Task to complete
Each record below needs to be written out exactly as it appears.

── Supplied data

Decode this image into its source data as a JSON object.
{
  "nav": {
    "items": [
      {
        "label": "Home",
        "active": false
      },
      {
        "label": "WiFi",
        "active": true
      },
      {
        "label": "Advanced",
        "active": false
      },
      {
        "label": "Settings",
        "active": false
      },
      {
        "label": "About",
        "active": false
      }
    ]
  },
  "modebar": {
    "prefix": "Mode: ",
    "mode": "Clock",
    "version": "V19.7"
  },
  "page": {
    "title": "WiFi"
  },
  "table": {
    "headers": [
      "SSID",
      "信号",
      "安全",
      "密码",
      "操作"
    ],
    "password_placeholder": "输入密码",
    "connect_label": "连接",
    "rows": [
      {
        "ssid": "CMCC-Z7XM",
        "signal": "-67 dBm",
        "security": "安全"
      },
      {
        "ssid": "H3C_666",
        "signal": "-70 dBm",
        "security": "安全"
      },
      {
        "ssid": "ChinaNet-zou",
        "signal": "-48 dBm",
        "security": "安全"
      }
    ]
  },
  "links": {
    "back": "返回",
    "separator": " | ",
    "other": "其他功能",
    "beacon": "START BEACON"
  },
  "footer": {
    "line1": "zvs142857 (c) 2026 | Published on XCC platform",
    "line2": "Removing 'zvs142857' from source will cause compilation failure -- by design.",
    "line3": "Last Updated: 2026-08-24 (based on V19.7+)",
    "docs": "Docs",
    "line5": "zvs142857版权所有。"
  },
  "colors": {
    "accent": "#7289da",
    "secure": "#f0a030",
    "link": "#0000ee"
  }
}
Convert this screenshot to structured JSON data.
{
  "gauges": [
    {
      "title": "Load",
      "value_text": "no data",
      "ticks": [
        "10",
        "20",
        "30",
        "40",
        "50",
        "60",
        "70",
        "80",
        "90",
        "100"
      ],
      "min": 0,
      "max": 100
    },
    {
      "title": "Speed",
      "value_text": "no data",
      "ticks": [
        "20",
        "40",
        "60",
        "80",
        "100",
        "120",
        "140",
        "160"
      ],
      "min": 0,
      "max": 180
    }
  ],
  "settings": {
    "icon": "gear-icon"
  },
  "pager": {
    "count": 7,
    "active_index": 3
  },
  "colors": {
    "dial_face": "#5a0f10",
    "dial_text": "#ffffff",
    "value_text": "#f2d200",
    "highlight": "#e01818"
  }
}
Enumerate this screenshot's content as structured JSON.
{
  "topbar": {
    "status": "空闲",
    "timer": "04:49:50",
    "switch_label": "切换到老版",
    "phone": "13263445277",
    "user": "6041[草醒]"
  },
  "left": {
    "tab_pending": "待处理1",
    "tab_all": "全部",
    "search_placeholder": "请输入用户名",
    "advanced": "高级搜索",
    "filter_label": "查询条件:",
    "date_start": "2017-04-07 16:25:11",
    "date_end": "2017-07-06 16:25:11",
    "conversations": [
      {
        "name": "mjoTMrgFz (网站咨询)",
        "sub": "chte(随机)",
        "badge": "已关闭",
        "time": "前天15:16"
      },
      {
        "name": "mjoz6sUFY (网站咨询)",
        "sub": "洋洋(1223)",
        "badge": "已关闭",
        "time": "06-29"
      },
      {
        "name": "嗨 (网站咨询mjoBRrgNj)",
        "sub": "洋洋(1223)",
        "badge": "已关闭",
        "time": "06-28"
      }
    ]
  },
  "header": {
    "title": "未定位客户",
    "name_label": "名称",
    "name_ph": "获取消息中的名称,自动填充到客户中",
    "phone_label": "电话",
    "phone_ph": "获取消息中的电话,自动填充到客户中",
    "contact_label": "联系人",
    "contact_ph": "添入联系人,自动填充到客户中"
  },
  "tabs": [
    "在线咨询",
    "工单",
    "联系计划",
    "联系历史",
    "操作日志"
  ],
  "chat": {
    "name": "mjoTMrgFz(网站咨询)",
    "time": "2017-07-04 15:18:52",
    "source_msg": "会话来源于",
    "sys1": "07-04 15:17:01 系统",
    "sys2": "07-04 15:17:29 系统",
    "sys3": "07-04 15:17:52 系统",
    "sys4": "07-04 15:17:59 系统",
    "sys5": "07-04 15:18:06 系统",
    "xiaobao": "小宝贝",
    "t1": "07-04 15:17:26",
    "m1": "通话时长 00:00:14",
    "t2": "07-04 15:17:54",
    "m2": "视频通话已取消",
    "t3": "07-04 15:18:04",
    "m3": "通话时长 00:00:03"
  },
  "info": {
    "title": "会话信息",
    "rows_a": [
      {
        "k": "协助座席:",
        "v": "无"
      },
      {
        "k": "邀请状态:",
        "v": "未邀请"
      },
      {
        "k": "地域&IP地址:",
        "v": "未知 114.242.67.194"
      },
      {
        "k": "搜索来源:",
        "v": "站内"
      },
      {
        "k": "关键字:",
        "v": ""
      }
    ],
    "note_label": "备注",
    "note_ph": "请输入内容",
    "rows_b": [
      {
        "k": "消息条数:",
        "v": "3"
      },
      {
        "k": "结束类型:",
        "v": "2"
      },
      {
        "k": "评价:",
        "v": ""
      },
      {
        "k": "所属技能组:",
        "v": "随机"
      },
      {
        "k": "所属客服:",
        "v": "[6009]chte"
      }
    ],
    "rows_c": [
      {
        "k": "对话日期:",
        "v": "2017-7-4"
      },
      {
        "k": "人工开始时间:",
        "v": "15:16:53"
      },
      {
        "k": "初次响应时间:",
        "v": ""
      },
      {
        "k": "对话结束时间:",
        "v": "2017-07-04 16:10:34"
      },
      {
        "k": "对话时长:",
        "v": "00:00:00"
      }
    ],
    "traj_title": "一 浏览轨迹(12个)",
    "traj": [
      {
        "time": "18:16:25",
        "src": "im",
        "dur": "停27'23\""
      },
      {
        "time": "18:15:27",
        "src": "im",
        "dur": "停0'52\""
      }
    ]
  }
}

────

Problem solution
Decode this image into its source data as a JSON object.
{
  "nav": {
    "items": [
      {
        "label": "Home",
        "active": false
      },
      {
        "label": "WiFi",
        "active": true
      },
      {
        "label": "Advanced",
        "active": false
      },
      {
        "label": "Settings",
        "active": false
      },
      {
        "label": "About",
        "active": false
      }
    ]
  },
  "modebar": {
    "prefix": "Mode: ",
    "mode": "Clock",
    "version": "V19.7"
  },
  "page": {
    "title": "WiFi"
  },
  "table": {
    "headers": [
      "SSID",
      "信号",
      "安全",
      "密码",
      "操作"
    ],
    "password_placeholder": "输入密码",
    "connect_label": "连接",
    "rows": [
      {
        "ssid": "CMCC-Z7XM",
        "signal": "-67 dBm",
        "security": "安全"
      },
      {
        "ssid": "H3C_666",
        "signal": "-70 dBm",
        "security": "安全"
      },
      {
        "ssid": "ChinaNet-zou",
        "signal": "-48 dBm",
        "security": "安全"
      }
    ]
  },
  "links": {
    "back": "返回",
    "separator": " | ",
    "other": "其他功能",
    "beacon": "START BEACON"
  },
  "footer": {
    "line1": "zvs142857 (c) 2026 | Published on XCC platform",
    "line2": "Removing 'zvs142857' from source will cause compilation failure -- by design.",
    "line3": "Last Updated: 2026-08-24 (based on V19.7+)",
    "docs": "Docs",
    "line5": "zvs142857版权所有。"
  },
  "colors": {
    "accent": "#7289da",
    "secure": "#f0a030",
    "link": "#0000ee"
  }
}
Convert this screenshot to structured JSON data.
{
  "gauges": [
    {
      "title": "Load",
      "value_text": "no data",
      "ticks": [
        "10",
        "20",
        "30",
        "40",
        "50",
        "60",
        "70",
        "80",
        "90",
        "100"
      ],
      "min": 0,
      "max": 100
    },
    {
      "title": "Speed",
      "value_text": "no data",
      "ticks": [
        "20",
        "40",
        "60",
        "80",
        "100",
        "120",
        "140",
        "160"
      ],
      "min": 0,
      "max": 180
    }
  ],
  "settings": {
    "icon": "gear-icon"
  },
  "pager": {
    "count": 7,
    "active_index": 3
  },
  "colors": {
    "dial_face": "#5a0f10",
    "dial_text": "#ffffff",
    "value_text": "#f2d200",
    "highlight": "#e01818"
  }
}
Enumerate this screenshot's content as structured JSON.
{
  "topbar": {
    "status": "空闲",
    "timer": "04:49:50",
    "switch_label": "切换到老版",
    "phone": "13263445277",
    "user": "6041[草醒]"
  },
  "left": {
    "tab_pending": "待处理1",
    "tab_all": "全部",
    "search_placeholder": "请输入用户名",
    "advanced": "高级搜索",
    "filter_label": "查询条件:",
    "date_start": "2017-04-07 16:25:11",
    "date_end": "2017-07-06 16:25:11",
    "conversations": [
      {
        "name": "mjoTMrgFz (网站咨询)",
        "sub": "chte(随机)",
        "badge": "已关闭",
        "time": "前天15:16"
      },
      {
        "name": "mjoz6sUFY (网站咨询)",
        "sub": "洋洋(1223)",
        "badge": "已关闭",
        "time": "06-29"
      },
      {
        "name": "嗨 (网站咨询mjoBRrgNj)",
        "sub": "洋洋(1223)",
        "badge": "已关闭",
        "time": "06-28"
      }
    ]
  },
  "header": {
    "title": "未定位客户",
    "name_label": "名称",
    "name_ph": "获取消息中的名称,自动填充到客户中",
    "phone_label": "电话",
    "phone_ph": "获取消息中的电话,自动填充到客户中",
    "contact_label": "联系人",
    "contact_ph": "添入联系人,自动填充到客户中"
  },
  "tabs": [
    "在线咨询",
    "工单",
    "联系计划",
    "联系历史",
    "操作日志"
  ],
  "chat": {
    "name": "mjoTMrgFz(网站咨询)",
    "time": "2017-07-04 15:18:52",
    "source_msg": "会话来源于",
    "sys1": "07-04 15:17:01 系统",
    "sys2": "07-04 15:17:29 系统",
    "sys3": "07-04 15:17:52 系统",
    "sys4": "07-04 15:17:59 系统",
    "sys5": "07-04 15:18:06 系统",
    "xiaobao": "小宝贝",
    "t1": "07-04 15:17:26",
    "m1": "通话时长 00:00:14",
    "t2": "07-04 15:17:54",
    "m2": "视频通话已取消",
    "t3": "07-04 15:18:04",
    "m3": "通话时长 00:00:03"
  },
  "info": {
    "title": "会话信息",
    "rows_a": [
      {
        "k": "协助座席:",
        "v": "无"
      },
      {
        "k": "邀请状态:",
        "v": "未邀请"
      },
      {
        "k": "地域&IP地址:",
        "v": "未知 114.242.67.194"
      },
      {
        "k": "搜索来源:",
        "v": "站内"
      },
      {
        "k": "关键字:",
        "v": ""
      }
    ],
    "note_label": "备注",
    "note_ph": "请输入内容",
    "rows_b": [
      {
        "k": "消息条数:",
        "v": "3"
      },
      {
        "k": "结束类型:",
        "v": "2"
      },
      {
        "k": "评价:",
        "v": ""
      },
      {
        "k": "所属技能组:",
        "v": "随机"
      },
      {
        "k": "所属客服:",
        "v": "[6009]chte"
      }
    ],
    "rows_c": [
      {
        "k": "对话日期:",
        "v": "2017-7-4"
      },
      {
        "k": "人工开始时间:",
        "v": "15:16:53"
      },
      {
        "k": "初次响应时间:",
        "v": ""
      },
      {
        "k": "对话结束时间:",
        "v": "2017-07-04 16:10:34"
      },
      {
        "k": "对话时长:",
        "v": "00:00:00"
      }
    ],
    "traj_title": "一 浏览轨迹(12个)",
    "traj": [
      {
        "time": "18:16:25",
        "src": "im",
        "dur": "停27'23\""
      },
      {
        "time": "18:15:27",
        "src": "im",
        "dur": "停0'52\""
      }
    ]
  }
}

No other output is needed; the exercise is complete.